*** Opening of INPUT DATA ***

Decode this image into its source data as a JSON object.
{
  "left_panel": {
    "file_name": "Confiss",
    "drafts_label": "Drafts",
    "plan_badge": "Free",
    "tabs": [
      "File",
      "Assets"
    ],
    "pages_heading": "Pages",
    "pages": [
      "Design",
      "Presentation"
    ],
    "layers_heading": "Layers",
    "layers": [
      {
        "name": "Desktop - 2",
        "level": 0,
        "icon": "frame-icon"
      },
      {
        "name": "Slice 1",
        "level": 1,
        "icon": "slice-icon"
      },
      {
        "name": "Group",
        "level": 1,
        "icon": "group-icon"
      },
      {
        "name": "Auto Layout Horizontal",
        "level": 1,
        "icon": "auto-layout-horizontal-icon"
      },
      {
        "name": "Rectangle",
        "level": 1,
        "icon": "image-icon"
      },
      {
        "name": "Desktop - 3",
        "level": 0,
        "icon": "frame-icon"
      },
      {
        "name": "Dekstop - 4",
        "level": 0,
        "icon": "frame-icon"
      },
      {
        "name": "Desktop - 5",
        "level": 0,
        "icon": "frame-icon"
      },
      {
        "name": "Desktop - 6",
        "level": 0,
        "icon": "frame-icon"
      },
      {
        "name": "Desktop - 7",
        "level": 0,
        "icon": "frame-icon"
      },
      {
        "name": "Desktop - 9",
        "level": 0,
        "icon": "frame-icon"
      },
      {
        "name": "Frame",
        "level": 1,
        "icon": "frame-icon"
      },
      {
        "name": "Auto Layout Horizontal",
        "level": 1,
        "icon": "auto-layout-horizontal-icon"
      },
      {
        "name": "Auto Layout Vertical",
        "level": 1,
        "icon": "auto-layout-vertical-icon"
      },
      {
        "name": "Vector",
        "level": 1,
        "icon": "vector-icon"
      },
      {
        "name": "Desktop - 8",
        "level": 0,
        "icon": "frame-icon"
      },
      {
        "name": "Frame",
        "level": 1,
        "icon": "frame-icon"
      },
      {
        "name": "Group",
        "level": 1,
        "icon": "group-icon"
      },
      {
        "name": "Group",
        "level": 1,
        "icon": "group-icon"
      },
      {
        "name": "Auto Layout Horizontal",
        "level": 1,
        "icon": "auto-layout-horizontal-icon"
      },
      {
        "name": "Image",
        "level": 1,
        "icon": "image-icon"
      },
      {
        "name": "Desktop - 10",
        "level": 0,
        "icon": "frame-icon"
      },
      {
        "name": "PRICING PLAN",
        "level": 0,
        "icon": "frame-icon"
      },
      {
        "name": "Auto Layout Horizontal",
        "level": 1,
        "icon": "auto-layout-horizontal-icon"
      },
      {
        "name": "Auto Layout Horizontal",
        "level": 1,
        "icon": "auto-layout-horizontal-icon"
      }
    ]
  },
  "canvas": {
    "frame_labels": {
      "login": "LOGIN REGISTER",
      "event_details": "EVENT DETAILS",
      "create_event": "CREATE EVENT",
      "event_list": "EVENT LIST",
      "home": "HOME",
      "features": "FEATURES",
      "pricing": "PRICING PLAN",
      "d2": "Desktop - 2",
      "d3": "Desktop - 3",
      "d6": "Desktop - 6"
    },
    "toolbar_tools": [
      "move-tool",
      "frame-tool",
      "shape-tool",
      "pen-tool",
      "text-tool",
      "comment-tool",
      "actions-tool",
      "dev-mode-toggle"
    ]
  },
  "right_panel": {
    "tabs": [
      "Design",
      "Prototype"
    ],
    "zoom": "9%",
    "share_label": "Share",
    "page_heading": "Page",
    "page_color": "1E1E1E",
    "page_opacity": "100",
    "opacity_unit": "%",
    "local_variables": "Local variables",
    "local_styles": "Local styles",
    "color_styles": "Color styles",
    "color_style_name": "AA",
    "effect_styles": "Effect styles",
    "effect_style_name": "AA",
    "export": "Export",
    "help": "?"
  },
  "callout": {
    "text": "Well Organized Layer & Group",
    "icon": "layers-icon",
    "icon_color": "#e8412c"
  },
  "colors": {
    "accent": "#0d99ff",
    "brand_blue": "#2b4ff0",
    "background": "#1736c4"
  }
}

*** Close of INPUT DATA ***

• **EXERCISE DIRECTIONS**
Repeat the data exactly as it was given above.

• **ANSWER**
Decode this image into its source data as a JSON object.
{
  "left_panel": {
    "file_name": "Confiss",
    "drafts_label": "Drafts",
    "plan_badge": "Free",
    "tabs": [
      "File",
      "Assets"
    ],
    "pages_heading": "Pages",
    "pages": [
      "Design",
      "Presentation"
    ],
    "layers_heading": "Layers",
    "layers": [
      {
        "name": "Desktop - 2",
        "level": 0,
        "icon": "frame-icon"
      },
      {
        "name": "Slice 1",
        "level": 1,
        "icon": "slice-icon"
      },
      {
        "name": "Group",
        "level": 1,
        "icon": "group-icon"
      },
      {
        "name": "Auto Layout Horizontal",
        "level": 1,
        "icon": "auto-layout-horizontal-icon"
      },
      {
        "name": "Rectangle",
        "level": 1,
        "icon": "image-icon"
      },
      {
        "name": "Desktop - 3",
        "level": 0,
        "icon": "frame-icon"
      },
      {
        "name": "Dekstop - 4",
        "level": 0,
        "icon": "frame-icon"
      },
      {
        "name": "Desktop - 5",
        "level": 0,
        "icon": "frame-icon"
      },
      {
        "name": "Desktop - 6",
        "level": 0,
        "icon": "frame-icon"
      },
      {
        "name": "Desktop - 7",
        "level": 0,
        "icon": "frame-icon"
      },
      {
        "name": "Desktop - 9",
        "level": 0,
        "icon": "frame-icon"
      },
      {
        "name": "Frame",
        "level": 1,
        "icon": "frame-icon"
      },
      {
        "name": "Auto Layout Horizontal",
        "level": 1,
        "icon": "auto-layout-horizontal-icon"
      },
      {
        "name": "Auto Layout Vertical",
        "level": 1,
        "icon": "auto-layout-vertical-icon"
      },
      {
        "name": "Vector",
        "level": 1,
        "icon": "vector-icon"
      },
      {
        "name": "Desktop - 8",
        "level": 0,
        "icon": "frame-icon"
      },
      {
        "name": "Frame",
        "level": 1,
        "icon": "frame-icon"
      },
      {
        "name": "Group",
        "level": 1,
        "icon": "group-icon"
      },
      {
        "name": "Group",
        "level": 1,
        "icon": "group-icon"
      },
      {
        "name": "Auto Layout Horizontal",
        "level": 1,
        "icon": "auto-layout-horizontal-icon"
      },
      {
        "name": "Image",
        "level": 1,
        "icon": "image-icon"
      },
      {
        "name": "Desktop - 10",
        "level": 0,
        "icon": "frame-icon"
      },
      {
        "name": "PRICING PLAN",
        "level": 0,
        "icon": "frame-icon"
      },
      {
        "name": "Auto Layout Horizontal",
        "level": 1,
        "icon": "auto-layout-horizontal-icon"
      },
      {
        "name": "Auto Layout Horizontal",
        "level": 1,
        "icon": "auto-layout-horizontal-icon"
      }
    ]
  },
  "canvas": {
    "frame_labels": {
      "login": "LOGIN REGISTER",
      "event_details": "EVENT DETAILS",
      "create_event": "CREATE EVENT",
      "event_list": "EVENT LIST",
      "home": "HOME",
      "features": "FEATURES",
      "pricing": "PRICING PLAN",
      "d2": "Desktop - 2",
      "d3": "Desktop - 3",
      "d6": "Desktop - 6"
    },
    "toolbar_tools": [
      "move-tool",
      "frame-tool",
      "shape-tool",
      "pen-tool",
      "text-tool",
      "comment-tool",
      "actions-tool",
      "dev-mode-toggle"
    ]
  },
  "right_panel": {
    "tabs": [
      "Design",
      "Prototype"
    ],
    "zoom": "9%",
    "share_label": "Share",
    "page_heading": "Page",
    "page_color": "1E1E1E",
    "page_opacity": "100",
    "opacity_unit": "%",
    "local_variables": "Local variables",
    "local_styles": "Local styles",
    "color_styles": "Color styles",
    "color_style_name": "AA",
    "effect_styles": "Effect styles",
    "effect_style_name": "AA",
    "export": "Export",
    "help": "?"
  },
  "callout": {
    "text": "Well Organized Layer & Group",
    "icon": "layers-icon",
    "icon_color": "#e8412c"
  },
  "colors": {
    "accent": "#0d99ff",
    "brand_blue": "#2b4ff0",
    "background": "#1736c4"
  }
}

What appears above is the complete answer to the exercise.